Entries from a dataset of interfaces:
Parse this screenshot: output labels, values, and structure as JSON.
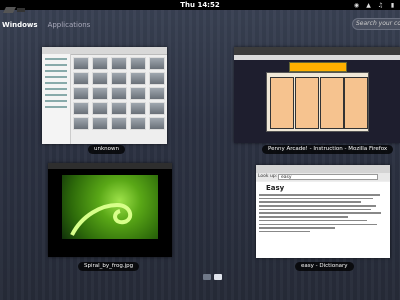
{
  "topbar": {
    "clock": "Thu 14:52"
  },
  "view_tabs": {
    "windows": "Windows",
    "applications": "Applications"
  },
  "search": {
    "placeholder": "Search your compu"
  },
  "windows": [
    {
      "caption": "unknown"
    },
    {
      "caption": "Penny Arcade! - Instruction - Mozilla Firefox"
    },
    {
      "caption": "Spiral_by_frog.jpg"
    },
    {
      "caption": "easy - Dictionary"
    }
  ],
  "dictionary": {
    "lookup_label": "Look up:",
    "query": "easy",
    "headword": "Easy"
  },
  "workspaces": {
    "count": 2,
    "active": 2
  },
  "icons": [
    "activities-icon",
    "accessibility-icon",
    "network-icon",
    "volume-icon",
    "battery-icon"
  ]
}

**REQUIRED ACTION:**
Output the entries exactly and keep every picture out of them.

**SOLUTION BELOW:**
Parse this screenshot: output labels, values, and structure as JSON.
{
  "topbar": {
    "clock": "Thu 14:52"
  },
  "view_tabs": {
    "windows": "Windows",
    "applications": "Applications"
  },
  "search": {
    "placeholder": "Search your compu"
  },
  "windows": [
    {
      "caption": "unknown"
    },
    {
      "caption": "Penny Arcade! - Instruction - Mozilla Firefox"
    },
    {
      "caption": "Spiral_by_frog.jpg"
    },
    {
      "caption": "easy - Dictionary"
    }
  ],
  "dictionary": {
    "lookup_label": "Look up:",
    "query": "easy",
    "headword": "Easy"
  },
  "workspaces": {
    "count": 2,
    "active": 2
  },
  "icons": [
    "activities-icon",
    "accessibility-icon",
    "network-icon",
    "volume-icon",
    "battery-icon"
  ]
}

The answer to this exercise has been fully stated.